+++ Records +++

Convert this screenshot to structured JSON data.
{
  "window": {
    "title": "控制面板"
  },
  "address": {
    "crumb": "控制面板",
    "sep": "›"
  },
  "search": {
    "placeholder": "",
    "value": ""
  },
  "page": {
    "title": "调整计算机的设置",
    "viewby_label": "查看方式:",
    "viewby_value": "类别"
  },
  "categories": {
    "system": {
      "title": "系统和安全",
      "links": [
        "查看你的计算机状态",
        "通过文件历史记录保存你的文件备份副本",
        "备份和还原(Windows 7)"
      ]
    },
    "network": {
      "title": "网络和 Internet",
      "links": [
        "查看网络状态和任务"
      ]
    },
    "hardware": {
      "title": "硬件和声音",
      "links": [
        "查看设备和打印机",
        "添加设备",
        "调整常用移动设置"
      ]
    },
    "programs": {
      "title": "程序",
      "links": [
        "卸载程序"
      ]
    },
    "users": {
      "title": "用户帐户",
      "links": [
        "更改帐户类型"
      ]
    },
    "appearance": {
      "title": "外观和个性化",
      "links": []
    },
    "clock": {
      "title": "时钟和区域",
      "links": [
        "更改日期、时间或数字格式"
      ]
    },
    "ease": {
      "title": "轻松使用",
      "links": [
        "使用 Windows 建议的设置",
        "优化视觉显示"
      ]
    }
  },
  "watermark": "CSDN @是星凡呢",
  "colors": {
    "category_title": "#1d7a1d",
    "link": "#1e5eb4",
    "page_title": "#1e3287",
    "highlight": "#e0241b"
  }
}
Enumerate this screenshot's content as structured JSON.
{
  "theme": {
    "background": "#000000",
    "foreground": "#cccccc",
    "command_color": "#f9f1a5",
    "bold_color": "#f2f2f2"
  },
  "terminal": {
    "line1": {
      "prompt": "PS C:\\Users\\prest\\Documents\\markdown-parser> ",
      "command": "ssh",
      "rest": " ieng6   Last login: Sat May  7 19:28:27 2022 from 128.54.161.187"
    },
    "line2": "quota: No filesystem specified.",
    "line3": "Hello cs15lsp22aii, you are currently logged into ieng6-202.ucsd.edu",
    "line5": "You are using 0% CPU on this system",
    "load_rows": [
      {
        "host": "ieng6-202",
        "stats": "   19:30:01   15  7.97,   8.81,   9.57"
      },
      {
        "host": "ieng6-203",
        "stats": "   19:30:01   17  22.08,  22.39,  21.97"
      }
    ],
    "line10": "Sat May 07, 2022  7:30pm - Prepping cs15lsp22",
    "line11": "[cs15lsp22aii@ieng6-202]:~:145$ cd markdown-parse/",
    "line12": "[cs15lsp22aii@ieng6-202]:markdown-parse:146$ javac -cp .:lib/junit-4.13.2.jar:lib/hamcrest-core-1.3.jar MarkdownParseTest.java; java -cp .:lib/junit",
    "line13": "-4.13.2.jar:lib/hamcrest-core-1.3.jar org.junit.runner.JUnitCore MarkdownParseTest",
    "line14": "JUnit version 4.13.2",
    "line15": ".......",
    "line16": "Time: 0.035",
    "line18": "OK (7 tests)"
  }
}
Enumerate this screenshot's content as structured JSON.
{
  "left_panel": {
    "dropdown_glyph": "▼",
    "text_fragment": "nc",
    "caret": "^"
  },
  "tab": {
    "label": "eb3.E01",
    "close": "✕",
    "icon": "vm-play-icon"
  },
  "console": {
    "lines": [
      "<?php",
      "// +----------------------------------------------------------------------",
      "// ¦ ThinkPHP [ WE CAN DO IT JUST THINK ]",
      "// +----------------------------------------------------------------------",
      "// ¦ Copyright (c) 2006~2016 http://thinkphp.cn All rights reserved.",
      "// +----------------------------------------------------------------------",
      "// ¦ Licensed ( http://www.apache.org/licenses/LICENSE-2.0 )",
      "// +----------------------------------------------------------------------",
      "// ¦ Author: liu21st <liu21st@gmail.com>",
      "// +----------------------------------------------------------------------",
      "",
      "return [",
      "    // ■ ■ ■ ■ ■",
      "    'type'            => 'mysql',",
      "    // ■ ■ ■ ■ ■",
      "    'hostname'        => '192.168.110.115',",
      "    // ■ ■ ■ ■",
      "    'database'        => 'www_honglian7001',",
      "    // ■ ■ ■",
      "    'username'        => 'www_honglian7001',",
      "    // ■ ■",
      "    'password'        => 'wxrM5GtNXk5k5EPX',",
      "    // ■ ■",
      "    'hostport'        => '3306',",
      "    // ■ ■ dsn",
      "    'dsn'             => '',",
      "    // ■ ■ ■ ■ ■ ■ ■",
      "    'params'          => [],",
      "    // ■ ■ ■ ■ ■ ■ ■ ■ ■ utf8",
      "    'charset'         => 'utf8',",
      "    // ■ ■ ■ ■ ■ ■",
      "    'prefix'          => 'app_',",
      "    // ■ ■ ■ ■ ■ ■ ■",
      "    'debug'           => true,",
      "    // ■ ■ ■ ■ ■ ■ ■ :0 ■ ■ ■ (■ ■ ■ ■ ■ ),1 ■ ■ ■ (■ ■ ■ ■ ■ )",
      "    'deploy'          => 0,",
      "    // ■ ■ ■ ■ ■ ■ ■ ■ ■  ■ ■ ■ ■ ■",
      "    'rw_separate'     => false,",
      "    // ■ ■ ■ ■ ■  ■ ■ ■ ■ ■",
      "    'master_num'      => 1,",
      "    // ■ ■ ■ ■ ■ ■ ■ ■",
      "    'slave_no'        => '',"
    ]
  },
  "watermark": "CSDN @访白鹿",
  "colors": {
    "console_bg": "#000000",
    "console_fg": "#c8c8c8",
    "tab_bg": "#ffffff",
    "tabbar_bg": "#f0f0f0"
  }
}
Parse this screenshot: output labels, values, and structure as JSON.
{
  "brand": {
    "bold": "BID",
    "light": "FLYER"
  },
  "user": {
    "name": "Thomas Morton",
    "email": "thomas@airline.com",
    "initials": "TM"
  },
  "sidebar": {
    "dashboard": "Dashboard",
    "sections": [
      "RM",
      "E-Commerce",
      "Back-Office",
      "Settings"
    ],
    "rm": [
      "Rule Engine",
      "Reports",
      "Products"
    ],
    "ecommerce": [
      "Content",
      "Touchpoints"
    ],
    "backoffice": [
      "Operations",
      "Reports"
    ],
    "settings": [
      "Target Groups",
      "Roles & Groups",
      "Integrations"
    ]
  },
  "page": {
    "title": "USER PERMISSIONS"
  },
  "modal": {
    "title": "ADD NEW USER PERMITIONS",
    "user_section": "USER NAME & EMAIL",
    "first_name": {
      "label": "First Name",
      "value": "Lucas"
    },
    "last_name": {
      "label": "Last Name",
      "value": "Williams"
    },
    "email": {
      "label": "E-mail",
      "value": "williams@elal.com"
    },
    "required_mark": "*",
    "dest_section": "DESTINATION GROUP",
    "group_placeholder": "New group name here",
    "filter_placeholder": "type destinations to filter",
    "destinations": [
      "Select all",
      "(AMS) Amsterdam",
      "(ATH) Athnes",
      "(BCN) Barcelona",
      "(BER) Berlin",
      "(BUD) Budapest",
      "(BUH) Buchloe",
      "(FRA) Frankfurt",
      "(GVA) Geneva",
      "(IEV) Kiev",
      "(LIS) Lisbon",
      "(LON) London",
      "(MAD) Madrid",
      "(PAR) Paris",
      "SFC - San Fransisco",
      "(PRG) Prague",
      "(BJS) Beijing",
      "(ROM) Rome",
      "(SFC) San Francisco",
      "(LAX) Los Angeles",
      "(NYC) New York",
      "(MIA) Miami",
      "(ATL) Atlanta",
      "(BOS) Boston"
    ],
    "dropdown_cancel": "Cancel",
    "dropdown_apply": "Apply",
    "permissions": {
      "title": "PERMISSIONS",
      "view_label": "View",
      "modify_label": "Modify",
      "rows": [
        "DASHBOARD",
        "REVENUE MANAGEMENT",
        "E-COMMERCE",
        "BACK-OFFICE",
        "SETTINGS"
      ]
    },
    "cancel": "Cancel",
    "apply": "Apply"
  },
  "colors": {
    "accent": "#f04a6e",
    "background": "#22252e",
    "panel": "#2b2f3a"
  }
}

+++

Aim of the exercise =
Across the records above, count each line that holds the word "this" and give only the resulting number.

Completed task =
5